§ **REQUIRED WORK**: From the records that follow, give the number of lines that include the word "heard", with no further words.

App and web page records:

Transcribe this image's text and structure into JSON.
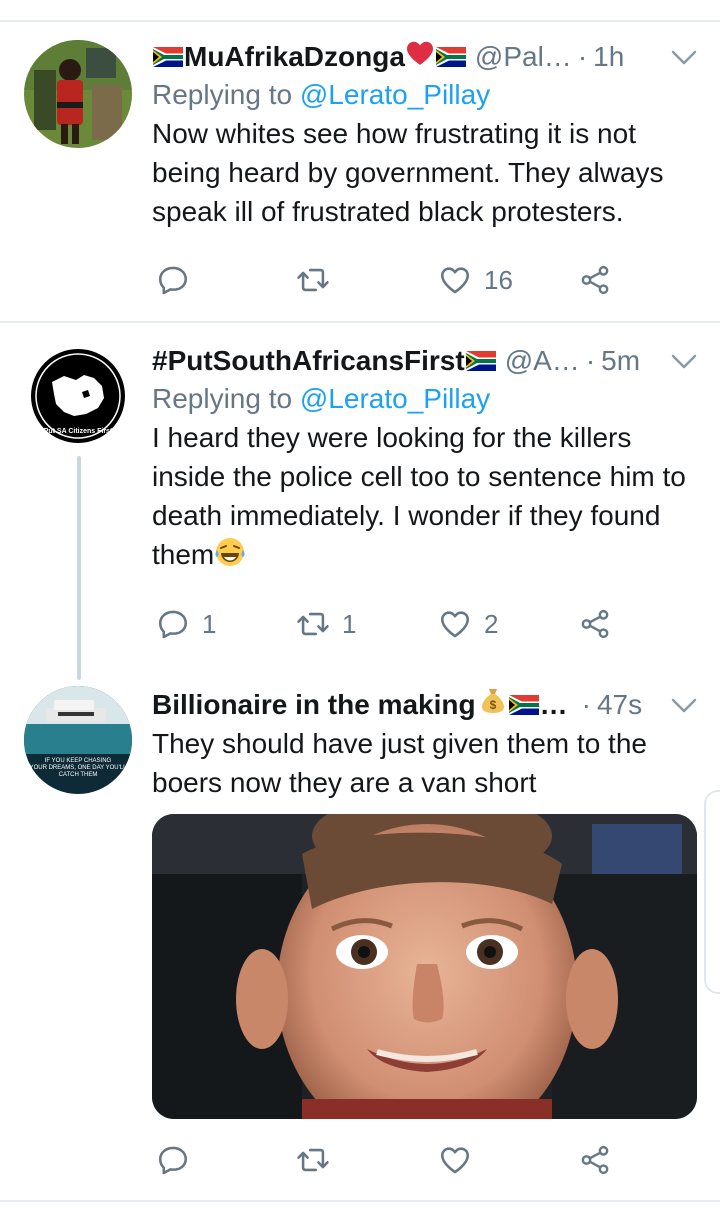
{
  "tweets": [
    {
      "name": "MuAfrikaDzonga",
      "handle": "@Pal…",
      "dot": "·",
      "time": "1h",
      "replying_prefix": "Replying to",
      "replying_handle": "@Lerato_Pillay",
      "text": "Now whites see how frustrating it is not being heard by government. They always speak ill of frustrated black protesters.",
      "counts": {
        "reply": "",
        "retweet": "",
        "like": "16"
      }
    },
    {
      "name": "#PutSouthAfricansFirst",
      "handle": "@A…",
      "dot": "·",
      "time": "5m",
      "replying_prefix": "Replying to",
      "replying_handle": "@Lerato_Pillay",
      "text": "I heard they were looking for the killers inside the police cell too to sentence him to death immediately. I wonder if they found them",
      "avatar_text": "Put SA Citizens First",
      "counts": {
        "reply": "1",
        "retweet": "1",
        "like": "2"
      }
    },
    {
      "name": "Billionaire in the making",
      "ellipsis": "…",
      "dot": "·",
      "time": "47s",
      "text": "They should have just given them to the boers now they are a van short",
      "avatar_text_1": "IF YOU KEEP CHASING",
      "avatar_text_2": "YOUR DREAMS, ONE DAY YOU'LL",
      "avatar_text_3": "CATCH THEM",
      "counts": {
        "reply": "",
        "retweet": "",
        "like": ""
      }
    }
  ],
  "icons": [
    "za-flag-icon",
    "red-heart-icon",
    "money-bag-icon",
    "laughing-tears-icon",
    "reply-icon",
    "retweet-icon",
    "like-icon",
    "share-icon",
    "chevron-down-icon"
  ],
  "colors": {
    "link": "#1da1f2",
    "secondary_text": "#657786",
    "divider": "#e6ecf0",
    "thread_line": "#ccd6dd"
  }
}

§ **SOLUTION TO THIS PROBLEM**: 2